### Problem to work on
The pictures stay out. Please retype every line below exactly.

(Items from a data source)
****

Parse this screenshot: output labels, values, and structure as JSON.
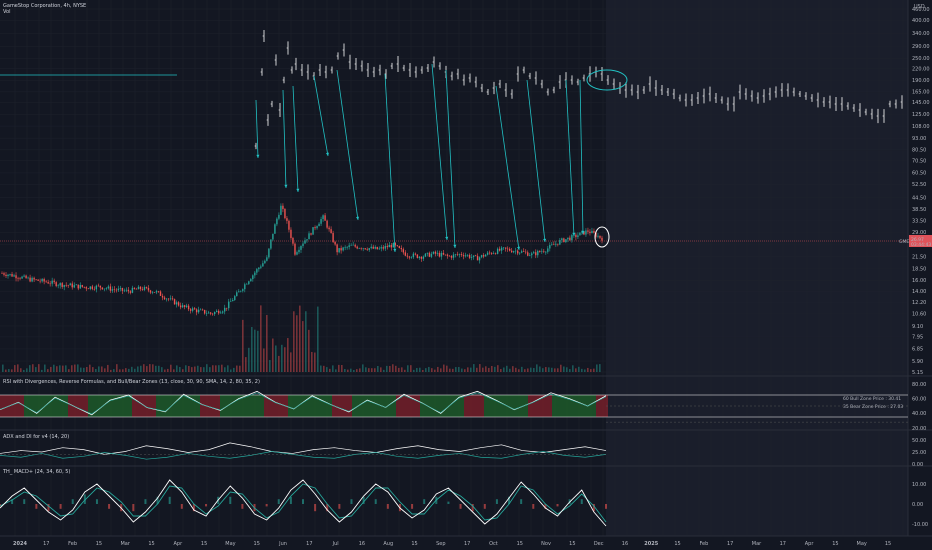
{
  "header": {
    "symbol_line": "GameStop Corporation, 4h, NYSE",
    "vol_label": "Vol",
    "currency": "USD"
  },
  "colors": {
    "background": "#131722",
    "future_shade": "#1a1e2b",
    "up": "#26a69a",
    "down": "#ef5350",
    "annotation": "#22c1c3",
    "price_line": "#e0535a",
    "white": "#ffffff"
  },
  "price_pane": {
    "last_price_label": "GME",
    "last_price": "26.97",
    "last_price_sub": "03:44:43"
  },
  "rsi_pane": {
    "title": "RSI with Divergences, Reverse Formulas, and Bull/Bear Zones (13, close, 30, 90, SMA, 14, 2, 80, 35, 2)",
    "bull_zone": "60 Bull Zone Price : 30.41",
    "bear_zone": "35 Bear Zone Price : 27.03",
    "axis": [
      "80.00",
      "60.00",
      "40.00",
      "20.00"
    ]
  },
  "adx_pane": {
    "title": "ADX and DI for v4 (14, 20)",
    "axis": [
      "50.00",
      "25.00",
      "0.00"
    ]
  },
  "macd_pane": {
    "title": "TH_ MACD+ (24, 34, 60, 5)",
    "axis": [
      "10.00",
      "0.00",
      "-10.00"
    ]
  },
  "chart_data": [
    {
      "type": "line",
      "title": "GameStop Corporation, 4h, NYSE",
      "xlabel": "",
      "ylabel": "",
      "scale": "log",
      "y_ticks": [
        "460.00",
        "400.00",
        "340.00",
        "290.00",
        "250.00",
        "220.00",
        "190.00",
        "165.00",
        "145.00",
        "125.00",
        "108.00",
        "93.00",
        "80.50",
        "70.50",
        "60.50",
        "52.50",
        "44.50",
        "38.50",
        "33.50",
        "29.00",
        "25.00",
        "21.50",
        "18.50",
        "16.00",
        "14.00",
        "12.20",
        "10.60",
        "9.10",
        "7.95",
        "6.85",
        "5.90",
        "5.15"
      ],
      "x_ticks": [
        "2024",
        "17",
        "Feb",
        "15",
        "Mar",
        "15",
        "Apr",
        "15",
        "May",
        "15",
        "Jun",
        "17",
        "Jul",
        "16",
        "Aug",
        "15",
        "Sep",
        "17",
        "Oct",
        "15",
        "Nov",
        "15",
        "Dec",
        "16",
        "2025",
        "15",
        "Feb",
        "17",
        "Mar",
        "17",
        "Apr",
        "15",
        "May",
        "15"
      ],
      "series": [
        {
          "values": [
            17.5,
            16.9,
            16.2,
            15.8,
            15.3,
            15.0,
            14.7,
            14.8,
            14.3,
            14.0,
            14.5,
            13.9,
            12.6,
            11.5,
            11.0,
            10.6,
            11.3,
            13.9,
            17.2,
            21.0,
            40.0,
            22.5,
            28.0,
            35.0,
            23.0,
            24.5,
            24.0,
            23.5,
            24.8,
            22.0,
            21.5,
            22.3,
            21.5,
            22.2,
            21.0,
            22.5,
            23.5,
            23.0,
            22.0,
            23.5,
            26.0,
            27.5,
            29.5,
            26.97
          ]
        }
      ],
      "annotations": {
        "horizontal_price": 26.97,
        "arrows_count": 12,
        "circles": 2
      }
    },
    {
      "type": "line",
      "title": "RSI with Divergences, Reverse Formulas, and Bull/Bear Zones (13, close, 30, 90, SMA, 14, 2, 80, 35, 2)",
      "ylim": [
        20,
        80
      ],
      "series": [
        {
          "values": [
            45,
            55,
            40,
            62,
            50,
            38,
            58,
            65,
            48,
            42,
            66,
            52,
            44,
            60,
            70,
            55,
            46,
            64,
            52,
            42,
            58,
            48,
            66,
            54,
            40,
            62,
            70,
            58,
            45,
            55,
            68,
            60,
            50,
            64
          ]
        }
      ]
    },
    {
      "type": "line",
      "title": "ADX and DI for v4 (14, 20)",
      "ylim": [
        0,
        50
      ],
      "series": [
        {
          "values": [
            22,
            28,
            25,
            34,
            30,
            20,
            26,
            38,
            32,
            24,
            30,
            44,
            36,
            26,
            22,
            30,
            34,
            28,
            24,
            32,
            38,
            30,
            26,
            34,
            40,
            28,
            24,
            30,
            36,
            28
          ]
        },
        {
          "values": [
            18,
            14,
            22,
            12,
            16,
            24,
            18,
            10,
            14,
            22,
            16,
            12,
            18,
            26,
            20,
            14,
            12,
            20,
            24,
            16,
            12,
            18,
            22,
            14,
            12,
            20,
            26,
            18,
            14,
            20
          ]
        }
      ]
    },
    {
      "type": "line",
      "title": "TH_ MACD+ (24, 34, 60, 5)",
      "ylim": [
        -12,
        14
      ],
      "series": [
        {
          "values": [
            -2,
            4,
            8,
            2,
            -4,
            -8,
            -3,
            6,
            10,
            4,
            -2,
            -9,
            -4,
            3,
            12,
            6,
            -3,
            -6,
            2,
            9,
            3,
            -5,
            -8,
            -2,
            7,
            12,
            5,
            -3,
            -9,
            -4,
            4,
            10,
            6,
            -2,
            -7,
            -3,
            5,
            8,
            2,
            -4,
            -10,
            -5,
            3,
            11,
            5,
            -2,
            -6,
            1,
            7,
            -4,
            -11
          ]
        },
        {
          "values": [
            -1,
            2,
            6,
            4,
            -1,
            -6,
            -5,
            2,
            8,
            6,
            1,
            -6,
            -6,
            0,
            9,
            8,
            0,
            -5,
            -1,
            6,
            5,
            -2,
            -7,
            -4,
            4,
            10,
            8,
            0,
            -7,
            -6,
            1,
            8,
            8,
            1,
            -5,
            -5,
            2,
            7,
            4,
            -1,
            -8,
            -7,
            0,
            9,
            7,
            0,
            -5,
            -1,
            5,
            -1,
            -9
          ]
        }
      ]
    }
  ]
}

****

### Exercise response
Parse this screenshot: output labels, values, and structure as JSON.
{
  "header": {
    "symbol_line": "GameStop Corporation, 4h, NYSE",
    "vol_label": "Vol",
    "currency": "USD"
  },
  "colors": {
    "background": "#131722",
    "future_shade": "#1a1e2b",
    "up": "#26a69a",
    "down": "#ef5350",
    "annotation": "#22c1c3",
    "price_line": "#e0535a",
    "white": "#ffffff"
  },
  "price_pane": {
    "last_price_label": "GME",
    "last_price": "26.97",
    "last_price_sub": "03:44:43"
  },
  "rsi_pane": {
    "title": "RSI with Divergences, Reverse Formulas, and Bull/Bear Zones (13, close, 30, 90, SMA, 14, 2, 80, 35, 2)",
    "bull_zone": "60 Bull Zone Price : 30.41",
    "bear_zone": "35 Bear Zone Price : 27.03",
    "axis": [
      "80.00",
      "60.00",
      "40.00",
      "20.00"
    ]
  },
  "adx_pane": {
    "title": "ADX and DI for v4 (14, 20)",
    "axis": [
      "50.00",
      "25.00",
      "0.00"
    ]
  },
  "macd_pane": {
    "title": "TH_ MACD+ (24, 34, 60, 5)",
    "axis": [
      "10.00",
      "0.00",
      "-10.00"
    ]
  },
  "chart_data": [
    {
      "type": "line",
      "title": "GameStop Corporation, 4h, NYSE",
      "xlabel": "",
      "ylabel": "",
      "scale": "log",
      "y_ticks": [
        "460.00",
        "400.00",
        "340.00",
        "290.00",
        "250.00",
        "220.00",
        "190.00",
        "165.00",
        "145.00",
        "125.00",
        "108.00",
        "93.00",
        "80.50",
        "70.50",
        "60.50",
        "52.50",
        "44.50",
        "38.50",
        "33.50",
        "29.00",
        "25.00",
        "21.50",
        "18.50",
        "16.00",
        "14.00",
        "12.20",
        "10.60",
        "9.10",
        "7.95",
        "6.85",
        "5.90",
        "5.15"
      ],
      "x_ticks": [
        "2024",
        "17",
        "Feb",
        "15",
        "Mar",
        "15",
        "Apr",
        "15",
        "May",
        "15",
        "Jun",
        "17",
        "Jul",
        "16",
        "Aug",
        "15",
        "Sep",
        "17",
        "Oct",
        "15",
        "Nov",
        "15",
        "Dec",
        "16",
        "2025",
        "15",
        "Feb",
        "17",
        "Mar",
        "17",
        "Apr",
        "15",
        "May",
        "15"
      ],
      "series": [
        {
          "values": [
            17.5,
            16.9,
            16.2,
            15.8,
            15.3,
            15.0,
            14.7,
            14.8,
            14.3,
            14.0,
            14.5,
            13.9,
            12.6,
            11.5,
            11.0,
            10.6,
            11.3,
            13.9,
            17.2,
            21.0,
            40.0,
            22.5,
            28.0,
            35.0,
            23.0,
            24.5,
            24.0,
            23.5,
            24.8,
            22.0,
            21.5,
            22.3,
            21.5,
            22.2,
            21.0,
            22.5,
            23.5,
            23.0,
            22.0,
            23.5,
            26.0,
            27.5,
            29.5,
            26.97
          ]
        }
      ],
      "annotations": {
        "horizontal_price": 26.97,
        "arrows_count": 12,
        "circles": 2
      }
    },
    {
      "type": "line",
      "title": "RSI with Divergences, Reverse Formulas, and Bull/Bear Zones (13, close, 30, 90, SMA, 14, 2, 80, 35, 2)",
      "ylim": [
        20,
        80
      ],
      "series": [
        {
          "values": [
            45,
            55,
            40,
            62,
            50,
            38,
            58,
            65,
            48,
            42,
            66,
            52,
            44,
            60,
            70,
            55,
            46,
            64,
            52,
            42,
            58,
            48,
            66,
            54,
            40,
            62,
            70,
            58,
            45,
            55,
            68,
            60,
            50,
            64
          ]
        }
      ]
    },
    {
      "type": "line",
      "title": "ADX and DI for v4 (14, 20)",
      "ylim": [
        0,
        50
      ],
      "series": [
        {
          "values": [
            22,
            28,
            25,
            34,
            30,
            20,
            26,
            38,
            32,
            24,
            30,
            44,
            36,
            26,
            22,
            30,
            34,
            28,
            24,
            32,
            38,
            30,
            26,
            34,
            40,
            28,
            24,
            30,
            36,
            28
          ]
        },
        {
          "values": [
            18,
            14,
            22,
            12,
            16,
            24,
            18,
            10,
            14,
            22,
            16,
            12,
            18,
            26,
            20,
            14,
            12,
            20,
            24,
            16,
            12,
            18,
            22,
            14,
            12,
            20,
            26,
            18,
            14,
            20
          ]
        }
      ]
    },
    {
      "type": "line",
      "title": "TH_ MACD+ (24, 34, 60, 5)",
      "ylim": [
        -12,
        14
      ],
      "series": [
        {
          "values": [
            -2,
            4,
            8,
            2,
            -4,
            -8,
            -3,
            6,
            10,
            4,
            -2,
            -9,
            -4,
            3,
            12,
            6,
            -3,
            -6,
            2,
            9,
            3,
            -5,
            -8,
            -2,
            7,
            12,
            5,
            -3,
            -9,
            -4,
            4,
            10,
            6,
            -2,
            -7,
            -3,
            5,
            8,
            2,
            -4,
            -10,
            -5,
            3,
            11,
            5,
            -2,
            -6,
            1,
            7,
            -4,
            -11
          ]
        },
        {
          "values": [
            -1,
            2,
            6,
            4,
            -1,
            -6,
            -5,
            2,
            8,
            6,
            1,
            -6,
            -6,
            0,
            9,
            8,
            0,
            -5,
            -1,
            6,
            5,
            -2,
            -7,
            -4,
            4,
            10,
            8,
            0,
            -7,
            -6,
            1,
            8,
            8,
            1,
            -5,
            -5,
            2,
            7,
            4,
            -1,
            -8,
            -7,
            0,
            9,
            7,
            0,
            -5,
            -1,
            5,
            -1,
            -9
          ]
        }
      ]
    }
  ]
}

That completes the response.